**Your instructions:** This exercise asks for a copy of each line in the records below with the word "Tầng" in it.

━━ Available data ━━

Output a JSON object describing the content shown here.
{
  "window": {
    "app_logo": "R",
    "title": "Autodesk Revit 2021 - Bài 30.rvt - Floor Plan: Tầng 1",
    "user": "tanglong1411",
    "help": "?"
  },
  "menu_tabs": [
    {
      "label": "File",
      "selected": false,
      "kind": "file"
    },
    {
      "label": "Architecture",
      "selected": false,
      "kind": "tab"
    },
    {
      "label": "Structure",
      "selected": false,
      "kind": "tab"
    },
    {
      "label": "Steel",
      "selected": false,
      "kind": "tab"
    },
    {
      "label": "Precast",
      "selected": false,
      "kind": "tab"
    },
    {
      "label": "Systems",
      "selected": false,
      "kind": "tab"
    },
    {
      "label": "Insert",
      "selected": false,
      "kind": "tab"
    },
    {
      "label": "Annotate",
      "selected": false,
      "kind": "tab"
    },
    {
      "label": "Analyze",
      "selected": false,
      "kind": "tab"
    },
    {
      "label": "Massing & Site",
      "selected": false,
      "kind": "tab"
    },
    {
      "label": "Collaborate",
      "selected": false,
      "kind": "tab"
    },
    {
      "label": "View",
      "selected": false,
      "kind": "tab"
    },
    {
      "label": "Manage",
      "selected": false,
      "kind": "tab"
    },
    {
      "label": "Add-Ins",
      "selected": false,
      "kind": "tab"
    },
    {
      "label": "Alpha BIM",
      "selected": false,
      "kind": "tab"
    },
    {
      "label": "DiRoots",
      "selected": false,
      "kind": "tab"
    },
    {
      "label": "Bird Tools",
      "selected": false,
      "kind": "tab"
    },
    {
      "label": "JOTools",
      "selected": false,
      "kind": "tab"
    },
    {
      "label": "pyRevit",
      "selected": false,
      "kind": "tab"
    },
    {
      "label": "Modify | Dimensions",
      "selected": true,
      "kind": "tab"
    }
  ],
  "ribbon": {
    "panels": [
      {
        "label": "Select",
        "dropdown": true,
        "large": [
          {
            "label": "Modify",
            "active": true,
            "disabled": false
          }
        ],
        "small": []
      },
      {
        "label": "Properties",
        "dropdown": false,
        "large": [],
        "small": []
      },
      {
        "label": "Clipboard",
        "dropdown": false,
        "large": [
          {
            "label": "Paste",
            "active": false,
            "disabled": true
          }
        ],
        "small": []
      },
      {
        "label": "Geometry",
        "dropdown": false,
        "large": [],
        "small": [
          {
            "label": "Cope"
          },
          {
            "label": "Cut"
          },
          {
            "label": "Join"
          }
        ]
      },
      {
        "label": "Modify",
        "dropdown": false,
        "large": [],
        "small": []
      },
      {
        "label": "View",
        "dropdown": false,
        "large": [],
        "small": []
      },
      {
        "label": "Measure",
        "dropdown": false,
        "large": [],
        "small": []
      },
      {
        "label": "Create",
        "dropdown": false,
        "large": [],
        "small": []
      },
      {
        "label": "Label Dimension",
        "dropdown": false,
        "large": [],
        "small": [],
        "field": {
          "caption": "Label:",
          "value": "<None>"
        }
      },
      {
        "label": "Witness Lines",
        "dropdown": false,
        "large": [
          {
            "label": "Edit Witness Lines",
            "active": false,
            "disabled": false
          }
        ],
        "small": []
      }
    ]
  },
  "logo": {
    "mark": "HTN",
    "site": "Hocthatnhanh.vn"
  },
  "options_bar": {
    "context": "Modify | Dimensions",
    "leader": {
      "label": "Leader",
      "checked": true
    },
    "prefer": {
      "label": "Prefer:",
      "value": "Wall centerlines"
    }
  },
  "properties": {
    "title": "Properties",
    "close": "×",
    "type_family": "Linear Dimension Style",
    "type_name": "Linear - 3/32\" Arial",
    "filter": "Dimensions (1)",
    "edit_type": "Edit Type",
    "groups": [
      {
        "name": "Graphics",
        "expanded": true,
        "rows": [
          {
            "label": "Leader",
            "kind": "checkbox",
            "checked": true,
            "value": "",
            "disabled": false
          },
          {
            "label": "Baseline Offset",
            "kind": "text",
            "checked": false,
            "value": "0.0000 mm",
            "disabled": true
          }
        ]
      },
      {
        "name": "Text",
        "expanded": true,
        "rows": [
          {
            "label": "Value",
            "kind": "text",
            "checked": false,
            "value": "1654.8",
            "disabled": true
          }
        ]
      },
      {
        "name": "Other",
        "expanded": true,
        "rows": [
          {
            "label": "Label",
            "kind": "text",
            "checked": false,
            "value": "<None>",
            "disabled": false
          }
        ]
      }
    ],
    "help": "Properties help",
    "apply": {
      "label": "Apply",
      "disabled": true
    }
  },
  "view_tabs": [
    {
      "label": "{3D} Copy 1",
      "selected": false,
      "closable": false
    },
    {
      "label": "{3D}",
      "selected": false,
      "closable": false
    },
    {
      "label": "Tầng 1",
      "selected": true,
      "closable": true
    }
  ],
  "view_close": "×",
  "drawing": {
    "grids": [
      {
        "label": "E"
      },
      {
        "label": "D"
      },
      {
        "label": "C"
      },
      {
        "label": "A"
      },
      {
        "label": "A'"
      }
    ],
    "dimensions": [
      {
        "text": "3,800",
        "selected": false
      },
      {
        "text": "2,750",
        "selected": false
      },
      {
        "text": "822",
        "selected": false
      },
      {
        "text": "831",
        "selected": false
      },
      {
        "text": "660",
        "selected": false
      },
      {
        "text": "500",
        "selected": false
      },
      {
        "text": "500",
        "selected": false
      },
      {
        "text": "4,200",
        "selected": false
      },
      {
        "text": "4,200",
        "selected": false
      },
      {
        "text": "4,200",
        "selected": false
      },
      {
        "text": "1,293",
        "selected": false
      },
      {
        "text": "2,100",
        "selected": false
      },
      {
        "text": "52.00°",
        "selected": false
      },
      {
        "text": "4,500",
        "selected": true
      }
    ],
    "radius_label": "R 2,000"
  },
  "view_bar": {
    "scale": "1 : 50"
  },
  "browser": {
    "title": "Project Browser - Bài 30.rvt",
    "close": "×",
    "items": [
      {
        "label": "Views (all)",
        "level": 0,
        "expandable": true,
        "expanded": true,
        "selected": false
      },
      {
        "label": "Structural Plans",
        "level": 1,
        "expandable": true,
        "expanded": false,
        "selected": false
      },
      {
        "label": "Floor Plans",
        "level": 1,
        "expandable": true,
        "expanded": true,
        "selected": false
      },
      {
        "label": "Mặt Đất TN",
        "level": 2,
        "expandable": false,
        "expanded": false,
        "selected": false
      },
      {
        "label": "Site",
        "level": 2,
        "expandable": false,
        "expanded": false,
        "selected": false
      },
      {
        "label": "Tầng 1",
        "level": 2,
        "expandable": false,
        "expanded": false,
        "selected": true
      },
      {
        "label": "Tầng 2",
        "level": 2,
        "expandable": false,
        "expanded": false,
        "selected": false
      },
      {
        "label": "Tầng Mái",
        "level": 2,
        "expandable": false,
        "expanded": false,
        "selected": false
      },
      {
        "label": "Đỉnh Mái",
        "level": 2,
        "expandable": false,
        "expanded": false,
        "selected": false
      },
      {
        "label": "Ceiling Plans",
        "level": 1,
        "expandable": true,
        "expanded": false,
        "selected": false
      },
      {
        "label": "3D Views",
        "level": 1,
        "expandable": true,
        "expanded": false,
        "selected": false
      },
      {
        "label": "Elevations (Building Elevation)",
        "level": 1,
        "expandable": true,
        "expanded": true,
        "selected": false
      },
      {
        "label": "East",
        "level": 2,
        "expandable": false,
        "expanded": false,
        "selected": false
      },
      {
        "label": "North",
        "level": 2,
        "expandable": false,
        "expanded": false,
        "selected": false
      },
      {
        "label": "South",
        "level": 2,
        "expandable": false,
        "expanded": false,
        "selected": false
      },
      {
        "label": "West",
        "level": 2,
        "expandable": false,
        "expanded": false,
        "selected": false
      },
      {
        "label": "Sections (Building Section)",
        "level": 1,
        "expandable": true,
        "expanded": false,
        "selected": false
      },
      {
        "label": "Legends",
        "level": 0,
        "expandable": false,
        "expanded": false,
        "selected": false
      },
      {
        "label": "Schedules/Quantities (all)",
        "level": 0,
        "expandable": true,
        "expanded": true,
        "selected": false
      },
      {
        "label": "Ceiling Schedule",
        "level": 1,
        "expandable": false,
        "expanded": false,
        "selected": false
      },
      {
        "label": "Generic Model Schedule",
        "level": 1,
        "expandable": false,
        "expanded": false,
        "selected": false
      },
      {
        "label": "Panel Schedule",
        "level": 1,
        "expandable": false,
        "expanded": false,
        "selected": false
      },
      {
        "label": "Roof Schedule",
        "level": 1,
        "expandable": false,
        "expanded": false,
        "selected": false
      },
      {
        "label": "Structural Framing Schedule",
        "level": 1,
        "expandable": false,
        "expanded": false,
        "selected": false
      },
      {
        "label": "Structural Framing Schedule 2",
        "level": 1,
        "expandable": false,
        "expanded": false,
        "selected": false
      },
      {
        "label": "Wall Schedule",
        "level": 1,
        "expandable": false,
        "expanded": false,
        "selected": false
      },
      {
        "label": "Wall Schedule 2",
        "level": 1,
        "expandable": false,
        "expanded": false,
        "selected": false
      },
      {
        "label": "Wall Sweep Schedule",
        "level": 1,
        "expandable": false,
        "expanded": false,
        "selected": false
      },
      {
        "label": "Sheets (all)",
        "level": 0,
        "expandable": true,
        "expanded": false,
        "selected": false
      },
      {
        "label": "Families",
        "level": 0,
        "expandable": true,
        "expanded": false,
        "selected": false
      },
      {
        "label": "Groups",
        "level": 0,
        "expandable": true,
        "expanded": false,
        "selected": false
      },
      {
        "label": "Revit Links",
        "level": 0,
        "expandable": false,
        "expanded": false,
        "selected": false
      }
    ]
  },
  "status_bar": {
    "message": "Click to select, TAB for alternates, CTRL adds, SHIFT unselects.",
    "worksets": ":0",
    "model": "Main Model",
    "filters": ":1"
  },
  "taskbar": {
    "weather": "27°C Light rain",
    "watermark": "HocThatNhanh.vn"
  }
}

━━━

**Exercise response:**
    "title": "Autodesk Revit 2021 - Bài 30.rvt - Floor Plan: Tầng 1",
      "label": "Tầng 1",
        "label": "Tầng 1",
        "label": "Tầng 2",
        "label": "Tầng Mái",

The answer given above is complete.